Trustpilot CEO Peter Holten Mühlmann: ‘Everybody suspects everyone is an a***hole — but people are nice’

·4 min read
Trustpilot founder and CEO Peter Holten Mühlmann (Trustpilot)
Trustpilot founder and CEO Peter Holten Mühlmann (Trustpilot)

“A lot of CEOs tell me that they use Trustpilot to see how their business is really doing because it’s unfiltered," Peter Holten Mühlmann says, with a slight grin.

Holten Mühlmann’s own business is doing very well, thank you very much. Trustpilot went public in a £1.1 billion IPO on the London Stock Exchange last March, and figures published this week show revenue was up 29% to $131 million (£95.3 million) in the six months to 31 December, ahead of forecasts.

"I think we are only 1% of what we can become," Holten Mühlmann says, sitting around a table at his swish new London base on the City’s Mincing Lane. "Today we have around 160 million reviews on the platform, but there should be billions.”

The softly-spoken 39-year-old, a self-described “big introvert”, launched Trustpilot from his parents’ garage in 2007 as a side project. The service lets people rate companies with up to five stars and leave short reviews.

It may sound simple, but in a world of online commerce Trustpilot has been transformational, helping people decide which companies to buy from and those to avoid. The business earns its money by charging firms to host ratings on their websites.

"When I started Trustpilot, a lot of people would say ‘isn’t it all going to be negative reviews?” Holten Mühlmann recalls. “Why would you bother to write a positive review?’ Everybody suspects that everyone else is a total a***hole.

"It turns out the average star rating is 4.3 or 4.4 — people are nicer than you suspect."

Building the business involved "gruelling" 18-hour days fuelled by caffeine. Now, the Dane is adapting to life as CEO of a public company — a very different proposition.

"Increasingly I am realising, as the company gets bigger, that as the CEO I’m actually not involved in that much,” he says. “Employees’ lives would become insufferable if I involved myself in everything.

“I try to actually not keep myself busy. I try to leave a lot of room in the day and ask myself ‘what are the three things I care about’?"

These days he spends more time with his girlfriend and manages to exercise daily. The one downside to this new life is Holten Mühlmann is not as free as he once was to talk openly about how the business is doing — something he finds difficult.

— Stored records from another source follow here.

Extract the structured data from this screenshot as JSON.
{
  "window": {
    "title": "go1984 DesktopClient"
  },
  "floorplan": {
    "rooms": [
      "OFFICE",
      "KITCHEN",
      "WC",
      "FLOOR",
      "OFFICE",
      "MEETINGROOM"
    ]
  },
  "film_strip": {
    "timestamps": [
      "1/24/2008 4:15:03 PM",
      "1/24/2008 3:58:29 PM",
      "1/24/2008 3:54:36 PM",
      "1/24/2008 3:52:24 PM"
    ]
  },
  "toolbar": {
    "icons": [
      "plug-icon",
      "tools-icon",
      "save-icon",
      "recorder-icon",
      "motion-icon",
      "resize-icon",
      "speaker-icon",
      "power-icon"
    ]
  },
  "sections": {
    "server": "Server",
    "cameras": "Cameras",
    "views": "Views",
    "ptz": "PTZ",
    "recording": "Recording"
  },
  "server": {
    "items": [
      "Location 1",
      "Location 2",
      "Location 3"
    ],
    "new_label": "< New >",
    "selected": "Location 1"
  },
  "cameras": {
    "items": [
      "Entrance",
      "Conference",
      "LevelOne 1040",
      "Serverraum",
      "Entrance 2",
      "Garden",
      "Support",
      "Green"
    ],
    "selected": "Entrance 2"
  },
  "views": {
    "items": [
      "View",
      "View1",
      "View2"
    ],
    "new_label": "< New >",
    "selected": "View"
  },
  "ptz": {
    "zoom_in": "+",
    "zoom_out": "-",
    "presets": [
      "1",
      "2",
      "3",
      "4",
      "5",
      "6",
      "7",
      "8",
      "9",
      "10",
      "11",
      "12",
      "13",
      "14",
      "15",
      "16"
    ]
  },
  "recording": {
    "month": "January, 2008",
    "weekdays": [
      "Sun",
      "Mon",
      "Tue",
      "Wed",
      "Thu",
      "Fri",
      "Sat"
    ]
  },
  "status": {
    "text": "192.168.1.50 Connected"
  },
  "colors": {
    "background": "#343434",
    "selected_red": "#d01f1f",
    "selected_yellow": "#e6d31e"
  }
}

The stock has been one a wild ride since the company joined the market. Shares offered at 265p reached highs of 460p in September, before dropping sharply as investors sold after a lock-up period ended. The stock is now trading more or less where it started.

Trustpilot has offices in London, Copenhagen and Berlin. The pandemic pushed the business to “look at talent first and location second" when hiring, Holten Mühlmann says, but he is committed to offices.

"I’m a big introvert, so at first I thought it was so nice not having to go to all these arrangements,” he says. “But then I found that it was very psychological unhealthy not to meet people in the real world.”

The company was one of the corporate world’s pandemic winners. Lockdowns and other government restrictions forced more sectors further online — everything from education to undertakers — and that means more services to review on Trustpilot.

Trustpilot CEO Peter Holten Mühlmann (Trustpilot)
Trustpilot CEO Peter Holten Mühlmann (Trustpilot)

In recent years the company has faced criticism for fake reviews. Trustpilot removed 2.2 million fake reviews in 2020, according to its last public announcement on the problem. The figure shows the company is taking the issue seriously, but also underlines the scale of the problem. New data is due in the company’s next annual transparency report, set to be released next month.

Holten Mühlmann says Trustpilot is constantly introducing new technology to help identify and remove fake posts. Despite problems like these, he thinks there is more open road ahead of the company.

“We have 626,000 domains where a person has shared their experience, and I think that should also be measured in the tens of millions on a global scale,” he says.

There is potential to sell more data to companies too.

"We can become a lot better at helping businesses understand their customers better. We’re only just scratching the surface in that."